• Exercise description:
Every line of the entries below that mentions "Drafting" is to be copied out.

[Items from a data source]
──────

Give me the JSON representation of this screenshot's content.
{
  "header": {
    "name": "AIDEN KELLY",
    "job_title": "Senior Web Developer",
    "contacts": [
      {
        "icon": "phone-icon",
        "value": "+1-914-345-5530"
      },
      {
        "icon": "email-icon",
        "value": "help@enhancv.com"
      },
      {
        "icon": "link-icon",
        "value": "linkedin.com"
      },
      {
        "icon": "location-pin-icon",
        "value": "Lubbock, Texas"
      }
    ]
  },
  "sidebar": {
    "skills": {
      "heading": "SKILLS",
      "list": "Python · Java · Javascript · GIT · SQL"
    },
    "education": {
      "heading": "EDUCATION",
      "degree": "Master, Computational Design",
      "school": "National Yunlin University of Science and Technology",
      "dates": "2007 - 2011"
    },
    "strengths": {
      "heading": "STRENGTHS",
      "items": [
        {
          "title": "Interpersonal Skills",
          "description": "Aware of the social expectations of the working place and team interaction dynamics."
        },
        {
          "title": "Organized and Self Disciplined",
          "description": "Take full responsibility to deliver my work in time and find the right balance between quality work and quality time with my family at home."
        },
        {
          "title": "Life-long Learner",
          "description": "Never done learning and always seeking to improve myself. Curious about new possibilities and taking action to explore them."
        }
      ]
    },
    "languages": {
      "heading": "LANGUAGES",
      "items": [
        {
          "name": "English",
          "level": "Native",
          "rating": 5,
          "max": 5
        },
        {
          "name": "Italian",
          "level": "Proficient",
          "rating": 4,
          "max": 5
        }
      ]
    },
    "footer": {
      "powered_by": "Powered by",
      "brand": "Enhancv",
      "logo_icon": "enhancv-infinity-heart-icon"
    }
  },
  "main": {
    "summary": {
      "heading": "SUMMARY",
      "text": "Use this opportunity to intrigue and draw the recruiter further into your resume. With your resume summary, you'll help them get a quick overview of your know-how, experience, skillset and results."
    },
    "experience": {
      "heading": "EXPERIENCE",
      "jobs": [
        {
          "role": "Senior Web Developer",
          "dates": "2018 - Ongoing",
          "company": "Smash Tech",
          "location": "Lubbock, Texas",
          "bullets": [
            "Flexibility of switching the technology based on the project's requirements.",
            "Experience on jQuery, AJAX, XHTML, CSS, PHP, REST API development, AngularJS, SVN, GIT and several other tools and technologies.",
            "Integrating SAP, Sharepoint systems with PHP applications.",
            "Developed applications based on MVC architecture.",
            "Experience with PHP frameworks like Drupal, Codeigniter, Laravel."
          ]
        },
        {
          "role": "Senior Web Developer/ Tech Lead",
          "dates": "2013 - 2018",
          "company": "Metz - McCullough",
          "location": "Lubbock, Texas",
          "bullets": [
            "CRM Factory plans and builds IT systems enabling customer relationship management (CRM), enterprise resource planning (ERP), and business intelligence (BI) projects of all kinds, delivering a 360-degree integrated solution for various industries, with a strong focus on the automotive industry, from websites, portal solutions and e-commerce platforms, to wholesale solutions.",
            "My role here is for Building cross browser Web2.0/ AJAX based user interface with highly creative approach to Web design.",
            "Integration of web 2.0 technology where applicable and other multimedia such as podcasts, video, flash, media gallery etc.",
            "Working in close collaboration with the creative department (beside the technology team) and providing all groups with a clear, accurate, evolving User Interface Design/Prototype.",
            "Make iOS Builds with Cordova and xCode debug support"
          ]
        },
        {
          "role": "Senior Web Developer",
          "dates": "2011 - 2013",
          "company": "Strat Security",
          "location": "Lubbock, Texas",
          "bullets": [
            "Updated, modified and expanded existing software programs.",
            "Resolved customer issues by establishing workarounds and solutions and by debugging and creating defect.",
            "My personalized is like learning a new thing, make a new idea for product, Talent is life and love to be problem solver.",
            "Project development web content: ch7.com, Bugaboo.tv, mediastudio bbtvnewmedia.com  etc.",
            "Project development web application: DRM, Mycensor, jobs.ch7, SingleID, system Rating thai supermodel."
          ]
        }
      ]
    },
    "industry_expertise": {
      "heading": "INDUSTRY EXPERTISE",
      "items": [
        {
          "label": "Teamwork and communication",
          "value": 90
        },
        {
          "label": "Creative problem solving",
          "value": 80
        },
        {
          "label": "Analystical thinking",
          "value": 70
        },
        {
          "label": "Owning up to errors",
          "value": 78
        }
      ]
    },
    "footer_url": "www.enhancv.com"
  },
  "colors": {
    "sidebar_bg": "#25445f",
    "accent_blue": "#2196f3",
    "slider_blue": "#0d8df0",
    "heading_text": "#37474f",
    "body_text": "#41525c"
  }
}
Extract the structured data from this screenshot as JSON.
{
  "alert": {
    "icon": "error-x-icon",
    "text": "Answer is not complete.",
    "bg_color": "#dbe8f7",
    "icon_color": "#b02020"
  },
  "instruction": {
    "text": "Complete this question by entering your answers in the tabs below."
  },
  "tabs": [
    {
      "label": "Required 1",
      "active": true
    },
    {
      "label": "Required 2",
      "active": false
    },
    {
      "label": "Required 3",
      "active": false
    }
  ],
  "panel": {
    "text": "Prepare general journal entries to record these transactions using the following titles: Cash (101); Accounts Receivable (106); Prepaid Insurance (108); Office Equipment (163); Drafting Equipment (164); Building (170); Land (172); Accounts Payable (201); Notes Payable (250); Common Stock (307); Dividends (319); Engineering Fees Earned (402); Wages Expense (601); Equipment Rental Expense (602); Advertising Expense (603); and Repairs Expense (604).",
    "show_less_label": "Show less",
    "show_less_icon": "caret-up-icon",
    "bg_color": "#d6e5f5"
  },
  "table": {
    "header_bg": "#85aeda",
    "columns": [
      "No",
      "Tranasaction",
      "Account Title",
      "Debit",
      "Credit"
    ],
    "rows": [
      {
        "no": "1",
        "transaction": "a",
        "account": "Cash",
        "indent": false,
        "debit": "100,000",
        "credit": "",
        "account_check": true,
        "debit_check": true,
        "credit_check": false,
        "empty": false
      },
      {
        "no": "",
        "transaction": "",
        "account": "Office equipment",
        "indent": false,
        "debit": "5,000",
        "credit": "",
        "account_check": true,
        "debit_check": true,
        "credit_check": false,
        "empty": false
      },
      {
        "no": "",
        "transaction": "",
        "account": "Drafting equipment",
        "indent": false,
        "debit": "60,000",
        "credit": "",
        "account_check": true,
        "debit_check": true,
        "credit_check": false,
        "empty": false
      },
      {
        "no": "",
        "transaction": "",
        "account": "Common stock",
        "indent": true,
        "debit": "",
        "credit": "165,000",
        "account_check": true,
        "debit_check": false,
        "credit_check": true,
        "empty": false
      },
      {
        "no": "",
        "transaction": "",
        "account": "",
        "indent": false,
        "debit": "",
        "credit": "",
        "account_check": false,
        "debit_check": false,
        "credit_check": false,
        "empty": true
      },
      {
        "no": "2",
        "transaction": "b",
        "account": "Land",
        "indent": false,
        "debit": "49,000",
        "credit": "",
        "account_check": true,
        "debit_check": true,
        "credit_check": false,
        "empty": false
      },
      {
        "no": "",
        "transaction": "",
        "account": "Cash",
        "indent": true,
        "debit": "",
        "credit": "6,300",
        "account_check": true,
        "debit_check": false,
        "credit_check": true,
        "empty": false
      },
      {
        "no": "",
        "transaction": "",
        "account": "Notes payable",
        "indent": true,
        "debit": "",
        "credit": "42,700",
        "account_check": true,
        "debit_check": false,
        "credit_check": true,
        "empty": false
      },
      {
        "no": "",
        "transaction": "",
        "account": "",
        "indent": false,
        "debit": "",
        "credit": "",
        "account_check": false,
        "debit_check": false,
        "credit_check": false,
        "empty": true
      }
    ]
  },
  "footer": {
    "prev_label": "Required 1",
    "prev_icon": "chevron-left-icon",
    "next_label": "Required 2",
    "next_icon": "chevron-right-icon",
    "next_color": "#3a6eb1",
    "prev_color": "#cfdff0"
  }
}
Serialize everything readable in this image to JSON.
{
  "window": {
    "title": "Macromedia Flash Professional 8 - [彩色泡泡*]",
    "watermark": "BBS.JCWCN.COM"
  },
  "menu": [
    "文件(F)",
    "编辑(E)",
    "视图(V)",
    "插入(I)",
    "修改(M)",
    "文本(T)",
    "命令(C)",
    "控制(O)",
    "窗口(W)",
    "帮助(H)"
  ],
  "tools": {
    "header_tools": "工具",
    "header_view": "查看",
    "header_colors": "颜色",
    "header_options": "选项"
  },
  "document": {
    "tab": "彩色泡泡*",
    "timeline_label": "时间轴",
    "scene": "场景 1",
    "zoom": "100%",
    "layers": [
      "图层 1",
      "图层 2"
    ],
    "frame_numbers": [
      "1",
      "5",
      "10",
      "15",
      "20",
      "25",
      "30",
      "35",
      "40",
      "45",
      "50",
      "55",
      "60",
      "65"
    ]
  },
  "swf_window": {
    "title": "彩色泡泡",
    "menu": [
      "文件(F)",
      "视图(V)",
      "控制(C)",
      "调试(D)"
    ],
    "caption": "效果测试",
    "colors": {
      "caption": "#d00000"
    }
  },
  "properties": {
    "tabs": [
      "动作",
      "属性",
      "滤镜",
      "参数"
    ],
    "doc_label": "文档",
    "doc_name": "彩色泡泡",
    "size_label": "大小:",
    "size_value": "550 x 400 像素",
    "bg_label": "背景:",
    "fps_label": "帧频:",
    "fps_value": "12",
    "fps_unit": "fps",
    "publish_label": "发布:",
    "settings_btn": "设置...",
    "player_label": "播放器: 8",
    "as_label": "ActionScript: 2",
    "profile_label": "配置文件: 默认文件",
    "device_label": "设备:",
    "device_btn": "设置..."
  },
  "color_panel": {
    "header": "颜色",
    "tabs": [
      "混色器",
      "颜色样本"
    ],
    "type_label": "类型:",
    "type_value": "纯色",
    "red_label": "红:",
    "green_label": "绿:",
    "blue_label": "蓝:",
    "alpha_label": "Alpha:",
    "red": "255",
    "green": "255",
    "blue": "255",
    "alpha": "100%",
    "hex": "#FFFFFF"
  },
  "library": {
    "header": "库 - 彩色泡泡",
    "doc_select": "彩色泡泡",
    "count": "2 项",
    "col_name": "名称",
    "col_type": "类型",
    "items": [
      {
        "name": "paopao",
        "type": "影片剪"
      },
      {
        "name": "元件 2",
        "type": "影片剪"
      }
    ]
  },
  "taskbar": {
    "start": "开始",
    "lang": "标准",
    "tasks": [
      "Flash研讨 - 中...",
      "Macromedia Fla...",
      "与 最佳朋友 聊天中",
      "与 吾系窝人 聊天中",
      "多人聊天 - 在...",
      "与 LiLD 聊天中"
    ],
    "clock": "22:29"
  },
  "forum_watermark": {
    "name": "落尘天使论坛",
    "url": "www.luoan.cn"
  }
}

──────

• Response:
    "text": "Prepare general journal entries to record these transactions using the following titles: Cash (101); Accounts Receivable (106); Prepaid Insurance (108); Office Equipment (163); Drafting Equipment (164); Building (170); Land (172); Accounts Payable (201); Notes Payable (250); Common Stock (307); Dividends (319); Engineering Fees Earned (402); Wages Expense (601); Equipment Rental Expense (602); Advertising Expense (603); and Repairs Expense (604).",
        "account": "Drafting equipment",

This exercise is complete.